When I read Jeff Benedict's, Little Pink House, I did not get what I was expecting. I got something much more enjoyable and satisfying. I was expecting to gain some insight into the US Supreme Court's landmark eminent domain decision in Kelo v. New London. Instead, I was treated to the opportunity to meet Susette Kelo and the other residents of the Fort Trumbull section of New London, Connecticut and the government officials who were responsibile for the decisions that affect people's lives. For students, there will be no great insight into the judicial decision-making process. But there will be the unmistakable lesson that beyond the words on the paper and the legal principles, all these judicial decision affect the lives of real people in real ways. Too often students are willing to accept judicial decisions as foregone conclusions. I hear students react to cases droning complacently, "The court had no choice, because that is the law." This book will help students realize that judicial determinations are the product of choices - choices made by government officials at all levels, by business leaders, by corporate managers, by regualr people and, even by judges. And those choices have consequences.
Little Pink House is apparently being made into a Lifetime TV movie starring Brooke Shields as Susette Kelo. I hope the movie does justice to the story.
Those of you who are not situated here in New England may not be aware of the ironic sequel to the story.
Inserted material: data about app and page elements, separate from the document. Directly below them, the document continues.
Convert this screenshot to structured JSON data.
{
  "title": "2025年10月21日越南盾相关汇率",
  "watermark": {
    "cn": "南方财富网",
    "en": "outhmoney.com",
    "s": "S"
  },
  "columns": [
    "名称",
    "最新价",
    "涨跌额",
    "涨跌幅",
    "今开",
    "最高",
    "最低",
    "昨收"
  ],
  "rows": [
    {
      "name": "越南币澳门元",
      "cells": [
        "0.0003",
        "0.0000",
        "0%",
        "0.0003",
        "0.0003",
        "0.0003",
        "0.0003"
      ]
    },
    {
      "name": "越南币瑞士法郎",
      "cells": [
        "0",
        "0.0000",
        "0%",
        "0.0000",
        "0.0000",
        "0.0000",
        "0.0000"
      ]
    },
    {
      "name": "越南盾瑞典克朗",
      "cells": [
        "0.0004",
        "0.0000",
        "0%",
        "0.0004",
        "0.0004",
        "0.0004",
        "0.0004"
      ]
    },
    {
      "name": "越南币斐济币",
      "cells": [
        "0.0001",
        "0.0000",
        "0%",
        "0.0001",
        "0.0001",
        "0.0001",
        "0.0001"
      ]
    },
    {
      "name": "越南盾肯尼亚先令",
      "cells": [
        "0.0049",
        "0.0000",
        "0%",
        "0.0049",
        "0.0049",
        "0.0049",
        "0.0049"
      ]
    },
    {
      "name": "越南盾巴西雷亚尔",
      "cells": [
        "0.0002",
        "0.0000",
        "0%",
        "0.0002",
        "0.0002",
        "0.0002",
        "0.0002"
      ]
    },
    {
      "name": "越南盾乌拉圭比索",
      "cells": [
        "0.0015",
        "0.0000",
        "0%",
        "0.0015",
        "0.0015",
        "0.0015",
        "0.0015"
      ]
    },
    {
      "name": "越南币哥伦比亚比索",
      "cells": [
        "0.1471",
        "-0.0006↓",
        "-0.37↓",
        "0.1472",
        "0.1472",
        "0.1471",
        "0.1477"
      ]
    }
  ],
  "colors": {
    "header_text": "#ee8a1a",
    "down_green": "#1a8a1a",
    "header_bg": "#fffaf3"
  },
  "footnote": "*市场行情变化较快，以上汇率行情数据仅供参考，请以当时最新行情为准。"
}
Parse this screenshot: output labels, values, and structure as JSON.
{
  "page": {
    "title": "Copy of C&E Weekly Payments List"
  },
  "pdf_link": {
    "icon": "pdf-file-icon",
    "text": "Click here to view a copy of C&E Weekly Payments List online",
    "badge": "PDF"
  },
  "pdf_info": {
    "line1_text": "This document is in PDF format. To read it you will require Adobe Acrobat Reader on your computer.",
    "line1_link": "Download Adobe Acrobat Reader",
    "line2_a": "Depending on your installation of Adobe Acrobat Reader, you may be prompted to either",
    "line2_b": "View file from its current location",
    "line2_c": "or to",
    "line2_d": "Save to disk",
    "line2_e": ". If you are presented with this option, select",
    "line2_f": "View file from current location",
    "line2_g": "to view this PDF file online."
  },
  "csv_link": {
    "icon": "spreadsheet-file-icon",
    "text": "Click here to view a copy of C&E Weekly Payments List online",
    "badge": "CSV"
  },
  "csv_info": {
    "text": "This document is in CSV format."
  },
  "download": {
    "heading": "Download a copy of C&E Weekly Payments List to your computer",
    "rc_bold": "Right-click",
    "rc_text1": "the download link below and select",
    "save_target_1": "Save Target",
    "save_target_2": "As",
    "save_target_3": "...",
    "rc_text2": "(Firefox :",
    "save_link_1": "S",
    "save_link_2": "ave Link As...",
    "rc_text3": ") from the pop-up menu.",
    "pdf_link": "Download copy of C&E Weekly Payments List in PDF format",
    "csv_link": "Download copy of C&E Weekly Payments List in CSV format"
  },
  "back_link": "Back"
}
The massive governmental land grab that was approved by the court was to allow for a development to complement a nearby research campus built by the pharmaceutical giant Pfizer. The preferred developer for the parcel never got funded and never built anything and Pfizer ultimately abandoned the research campus that started the whole ball rolling.
A related post is here.